**About this exercise:**
Among the lines below, tally those that contain "title" and respond with the total only.

Page and application data records:
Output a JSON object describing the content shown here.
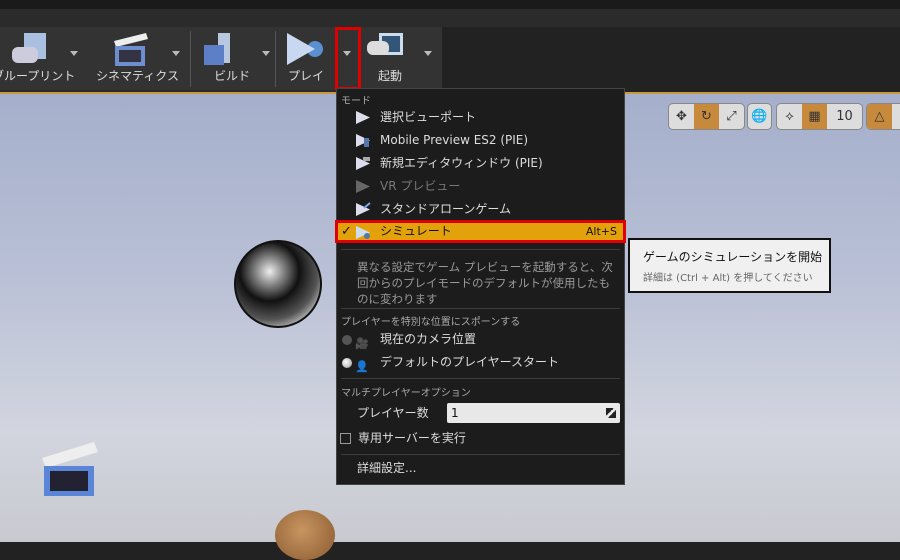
{
  "toolbar": {
    "items": [
      {
        "label": "ブループリント",
        "icon": "blueprint-icon"
      },
      {
        "label": "シネマティクス",
        "icon": "cinematics-icon"
      },
      {
        "label": "ビルド",
        "icon": "build-icon"
      },
      {
        "label": "プレイ",
        "icon": "play-icon"
      },
      {
        "label": "起動",
        "icon": "launch-icon"
      }
    ]
  },
  "menu": {
    "mode_label": "モード",
    "modes": [
      {
        "label": "選択ビューポート",
        "icon": "play-icon"
      },
      {
        "label": "Mobile Preview ES2 (PIE)",
        "icon": "mobile-play-icon"
      },
      {
        "label": "新規エディタウィンドウ (PIE)",
        "icon": "window-play-icon"
      },
      {
        "label": "VR プレビュー",
        "icon": "vr-play-icon",
        "disabled": true
      },
      {
        "label": "スタンドアローンゲーム",
        "icon": "standalone-play-icon"
      }
    ],
    "selected": {
      "label": "シミュレート",
      "shortcut": "Alt+S",
      "check": "✓"
    },
    "description": "異なる設定でゲーム プレビューを起動すると、次回からのプレイモードのデフォルトが使用したものに変わります",
    "spawn_label": "プレイヤーを特別な位置にスポーンする",
    "spawn_options": [
      {
        "label": "現在のカメラ位置",
        "selected": false
      },
      {
        "label": "デフォルトのプレイヤースタート",
        "selected": true
      }
    ],
    "multiplayer_label": "マルチプレイヤーオプション",
    "players_label": "プレイヤー数",
    "players_value": "1",
    "dedicated_server": "専用サーバーを実行",
    "advanced": "詳細設定..."
  },
  "tooltip": {
    "title": "ゲームのシミュレーションを開始",
    "detail": "詳細は (Ctrl + Alt) を押してください"
  },
  "viewport_tools": {
    "grid_snap": "10"
  },
  "colors": {
    "highlight": "#e3a20b",
    "annotation": "#e00000"
  }
}
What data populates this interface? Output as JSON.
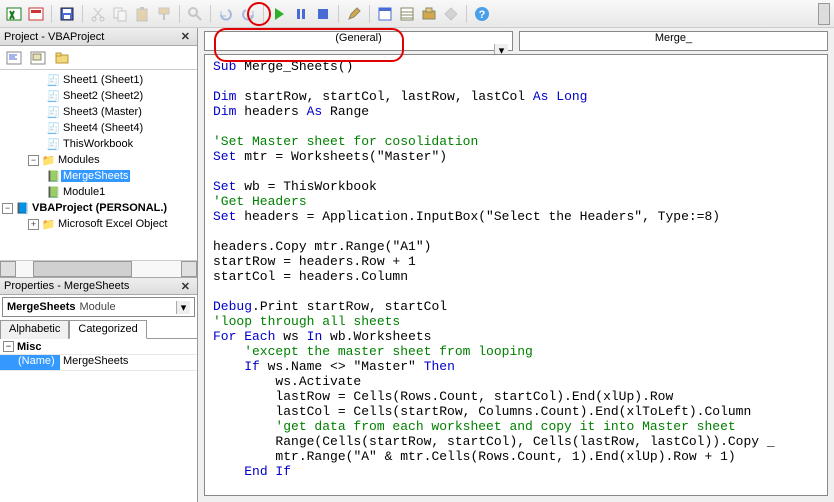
{
  "toolbar": {
    "icons": [
      "excel",
      "access",
      "save",
      "cut",
      "copy",
      "paste",
      "paste",
      "find",
      "undo",
      "redo",
      "run",
      "pause",
      "stop",
      "design",
      "toolbox",
      "project",
      "properties",
      "object",
      "vbe",
      "help"
    ]
  },
  "project_panel": {
    "title": "Project - VBAProject",
    "tree": {
      "sheet1": "Sheet1 (Sheet1)",
      "sheet2": "Sheet2 (Sheet2)",
      "sheet3": "Sheet3 (Master)",
      "sheet4": "Sheet4 (Sheet4)",
      "thiswb": "ThisWorkbook",
      "modules": "Modules",
      "mergesheets": "MergeSheets",
      "module1": "Module1",
      "personal": "VBAProject (PERSONAL.)",
      "msexcel": "Microsoft Excel Object"
    }
  },
  "properties_panel": {
    "title": "Properties - MergeSheets",
    "object_name": "MergeSheets",
    "object_type": "Module",
    "tabs": {
      "alphabetic": "Alphabetic",
      "categorized": "Categorized"
    },
    "rows": {
      "misc": "Misc",
      "name_key": "(Name)",
      "name_val": "MergeSheets"
    }
  },
  "code_panel": {
    "combo_left": "(General)",
    "combo_right": "Merge_"
  },
  "code": {
    "l1a": "Sub",
    "l1b": " Merge_Sheets()",
    "l2": "",
    "l3a": "Dim",
    "l3b": " startRow, startCol, lastRow, lastCol ",
    "l3c": "As Long",
    "l4a": "Dim",
    "l4b": " headers ",
    "l4c": "As",
    "l4d": " Range",
    "l5": "",
    "l6": "'Set Master sheet for cosolidation",
    "l7a": "Set",
    "l7b": " mtr = Worksheets(",
    "l7c": "\"Master\"",
    "l7d": ")",
    "l8": "",
    "l9a": "Set",
    "l9b": " wb = ThisWorkbook",
    "l10": "'Get Headers",
    "l11a": "Set",
    "l11b": " headers = Application.InputBox(",
    "l11c": "\"Select the Headers\"",
    "l11d": ", Type:=8)",
    "l12": "",
    "l13": "headers.Copy mtr.Range(",
    "l13b": "\"A1\"",
    "l13c": ")",
    "l14": "startRow = headers.Row + 1",
    "l15": "startCol = headers.Column",
    "l16": "",
    "l17a": "Debug",
    "l17b": ".Print startRow, startCol",
    "l18": "'loop through all sheets",
    "l19a": "For Each",
    "l19b": " ws ",
    "l19c": "In",
    "l19d": " wb.Worksheets",
    "l20": "    'except the master sheet from looping",
    "l21a": "    ",
    "l21b": "If",
    "l21c": " ws.Name <> ",
    "l21d": "\"Master\"",
    "l21e": " ",
    "l21f": "Then",
    "l22": "        ws.Activate",
    "l23": "        lastRow = Cells(Rows.Count, startCol).End(xlUp).Row",
    "l24": "        lastCol = Cells(startRow, Columns.Count).End(xlToLeft).Column",
    "l25": "        'get data from each worksheet and copy it into Master sheet",
    "l26": "        Range(Cells(startRow, startCol), Cells(lastRow, lastCol)).Copy _",
    "l27a": "        mtr.Range(",
    "l27b": "\"A\"",
    "l27c": " & mtr.Cells(Rows.Count, 1).End(xlUp).Row + 1)",
    "l28a": "    ",
    "l28b": "End If"
  }
}
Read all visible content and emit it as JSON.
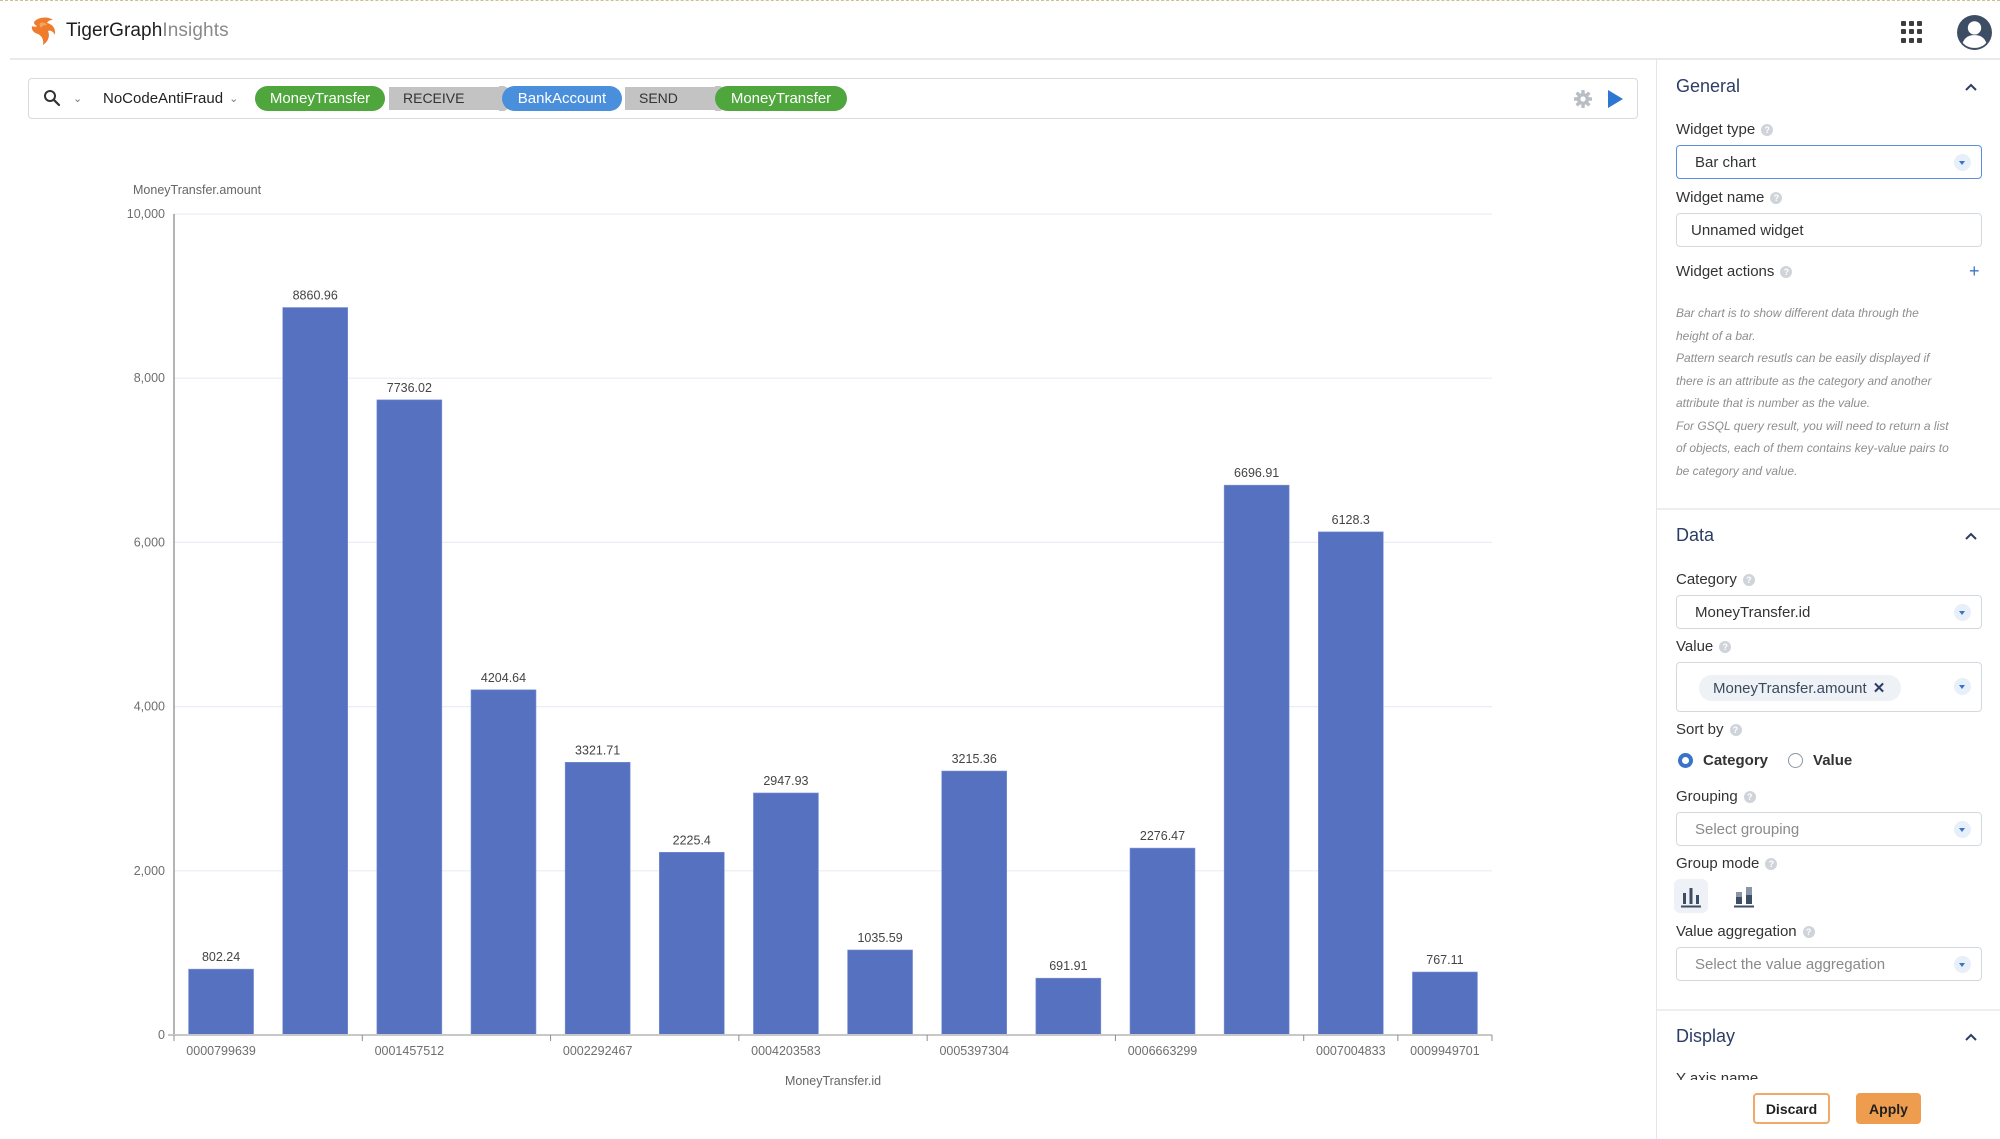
{
  "app": {
    "brand": "TigerGraph",
    "product": "Insights",
    "icons": {
      "logo": "tiger-logo-icon",
      "apps": "apps-grid-icon",
      "account": "user-avatar-icon"
    }
  },
  "query_bar": {
    "search_icon": "search-icon",
    "graph_name": "NoCodeAntiFraud",
    "pattern": [
      {
        "kind": "vertex",
        "label": "MoneyTransfer",
        "color": "#4fa63c"
      },
      {
        "kind": "edge",
        "label": "RECEIVE"
      },
      {
        "kind": "vertex",
        "label": "BankAccount",
        "color": "#4a8fdc"
      },
      {
        "kind": "edge",
        "label": "SEND"
      },
      {
        "kind": "vertex",
        "label": "MoneyTransfer",
        "color": "#4fa63c"
      }
    ],
    "settings_icon": "gear-icon",
    "run_icon": "play-icon"
  },
  "chart_data": {
    "type": "bar",
    "title": "",
    "xlabel": "MoneyTransfer.id",
    "ylabel": "MoneyTransfer.amount",
    "ylim": [
      0,
      10000
    ],
    "yticks": [
      0,
      2000,
      4000,
      6000,
      8000,
      10000
    ],
    "ytick_labels": [
      "0",
      "2,000",
      "4,000",
      "6,000",
      "8,000",
      "10,000"
    ],
    "grid": true,
    "bar_color": "#5671c0",
    "categories": [
      "0000799639",
      "",
      "0001457512",
      "",
      "0002292467",
      "",
      "0004203583",
      "",
      "0005397304",
      "",
      "0006663299",
      "",
      "0007004833",
      "0009949701"
    ],
    "values": [
      802.24,
      8860.96,
      7736.02,
      4204.64,
      3321.71,
      2225.4,
      2947.93,
      1035.59,
      3215.36,
      691.91,
      2276.47,
      6696.91,
      6128.3,
      767.11
    ],
    "data_labels": [
      "802.24",
      "8860.96",
      "7736.02",
      "4204.64",
      "3321.71",
      "2225.4",
      "2947.93",
      "1035.59",
      "3215.36",
      "691.91",
      "2276.47",
      "6696.91",
      "6128.3",
      "767.11"
    ],
    "visible_tick_label_indices": [
      0,
      2,
      4,
      6,
      8,
      10,
      12,
      13
    ]
  },
  "panel": {
    "general": {
      "title": "General",
      "widget_type_label": "Widget type",
      "widget_type_value": "Bar chart",
      "widget_name_label": "Widget name",
      "widget_name_value": "Unnamed widget",
      "widget_actions_label": "Widget actions",
      "description": [
        "Bar chart is to show different data through the",
        "height of a bar.",
        "Pattern search resutls can be easily displayed if",
        "there is an attribute as the category and another",
        "attribute that is number as the value.",
        "For GSQL query result, you will need to return a list",
        "of objects, each of them contains key-value pairs to",
        "be category and value."
      ]
    },
    "data": {
      "title": "Data",
      "category_label": "Category",
      "category_value": "MoneyTransfer.id",
      "value_label": "Value",
      "value_chip": "MoneyTransfer.amount",
      "sort_by_label": "Sort by",
      "sort_options": [
        "Category",
        "Value"
      ],
      "sort_selected": "Category",
      "grouping_label": "Grouping",
      "grouping_placeholder": "Select grouping",
      "group_mode_label": "Group mode",
      "group_modes": [
        "grouped-bars",
        "stacked-bars"
      ],
      "group_mode_selected": "grouped-bars",
      "aggregation_label": "Value aggregation",
      "aggregation_placeholder": "Select the value aggregation"
    },
    "display": {
      "title": "Display",
      "first_label_partial": "Y axis name"
    },
    "buttons": {
      "discard": "Discard",
      "apply": "Apply"
    }
  }
}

**Response area:**
7